01 May Wood Slabs
Through the years we have acquired a large collection of wood slabs. We currently have approximately 600+ good sized slabs for all types of projects. From a coffee table to a dinning table we have slabs for them all.
We have several local sources for urban salvaged logs and these trees are removed for a variety of reasons. Some are removed because of disease and some are removed due to urban sprawl. Our mission is to make sure these trees are salvaged to be turned into beautiful furniture.
Once we acquire the logs we put them on our sawmill to turn them into slabs. Most of the slabs are cut 2″-3″ thick. After the milling is complete the slabs are stacked in the order they were cut. Wood stickers are place 12″-16″ apart on each slab to allow air to pass between them. This process is called air drying. We then band the whole log to help limit warping and twisting of the slabs. Another key step in producing quality material is sealing the ends of each slab. This forces the water in the wood to evaporate through the surface rather than the ends. As a result far less end checking happens.
Finally with all that work complete the waiting game begins. As a general rule of thumb when air drying wood slabs, for every 1″ of thickness you need 1 year of dry time. However depending on your climate those results will vary. Where we live here in Western Colorado we regularly see humidity levels below 10%. These levels allow the wood to dry much faster than lets say the Oregon coast.
Slabs for sale
While our primary business is the building of custom furniture we do sell a few slabs to fellow woodworkers. We have been working on building up our stock on hand to also move into selling wood slabs as a secondary business. So if you are a woodworker or a DIY homeowner and are looking for a slab, give us a call.

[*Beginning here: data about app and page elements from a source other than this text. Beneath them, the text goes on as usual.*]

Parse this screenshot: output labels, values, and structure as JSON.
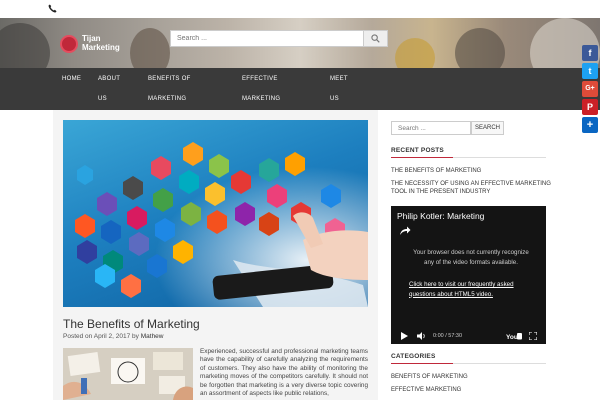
{
  "site": {
    "logo_text": "Tijan Marketing"
  },
  "header": {
    "search_placeholder": "Search ..."
  },
  "nav": {
    "items": [
      {
        "label": "HOME"
      },
      {
        "label": "ABOUT"
      },
      {
        "label": "US"
      },
      {
        "label": "BENEFITS OF"
      },
      {
        "label": "MARKETING"
      },
      {
        "label": "EFFECTIVE"
      },
      {
        "label": "MARKETING"
      },
      {
        "label": "MEET"
      },
      {
        "label": "US"
      }
    ]
  },
  "post": {
    "title": "The Benefits of Marketing",
    "meta_prefix": "Posted on",
    "date": "April 2, 2017",
    "meta_by": "by",
    "author": "Mathew",
    "excerpt": "Experienced, successful and professional marketing teams have the capability of carefully analyzing the requirements of customers. They also have the ability of monitoring the marketing moves of the competitors carefully. It should not be forgotten that marketing is a very diverse topic covering an assortment of aspects like public relations,"
  },
  "sidebar": {
    "search_placeholder": "Search ...",
    "search_button": "SEARCH",
    "recent_title": "RECENT POSTS",
    "recent_posts": [
      "THE BENEFITS OF MARKETING",
      "THE NECESSITY OF USING AN EFFECTIVE MARKETING TOOL IN THE PRESENT INDUSTRY"
    ],
    "video": {
      "title": "Philip Kotler: Marketing",
      "message": "Your browser does not currently recognize any of the video formats available.",
      "link": "Click here to visit our frequently asked questions about HTML5 video.",
      "time": "0:00 / 57:30"
    },
    "categories_title": "CATEGORIES",
    "categories": [
      "BENEFITS OF MARKETING",
      "EFFECTIVE MARKETING"
    ]
  },
  "social": [
    {
      "name": "facebook",
      "glyph": "f",
      "color": "#3b5998"
    },
    {
      "name": "twitter",
      "glyph": "t",
      "color": "#1da1f2"
    },
    {
      "name": "google-plus",
      "glyph": "G+",
      "color": "#dd4b39"
    },
    {
      "name": "pinterest",
      "glyph": "P",
      "color": "#cb2027"
    },
    {
      "name": "share",
      "glyph": "+",
      "color": "#0a66c2"
    }
  ],
  "colors": {
    "accent": "#c0283a",
    "nav_bg": "#3a3a3a",
    "video_bg": "#141414"
  }
}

We have a large selection of North American hardwoods. If you are looking for a particular species not listed, chances are we can still help you. We have a vast network of suppliers that we regularly buy from. Here is a list of species we currently have. Black Walnut, English Walnut, Claro Walnut, Ash, Elm, Port Orford Cedar, Old Growth Redwood, Oak, Maple, Cherry, Cottonwood, Box Elder, Osage Orange, Myrtle Wood, Honey Locust, and Aspen.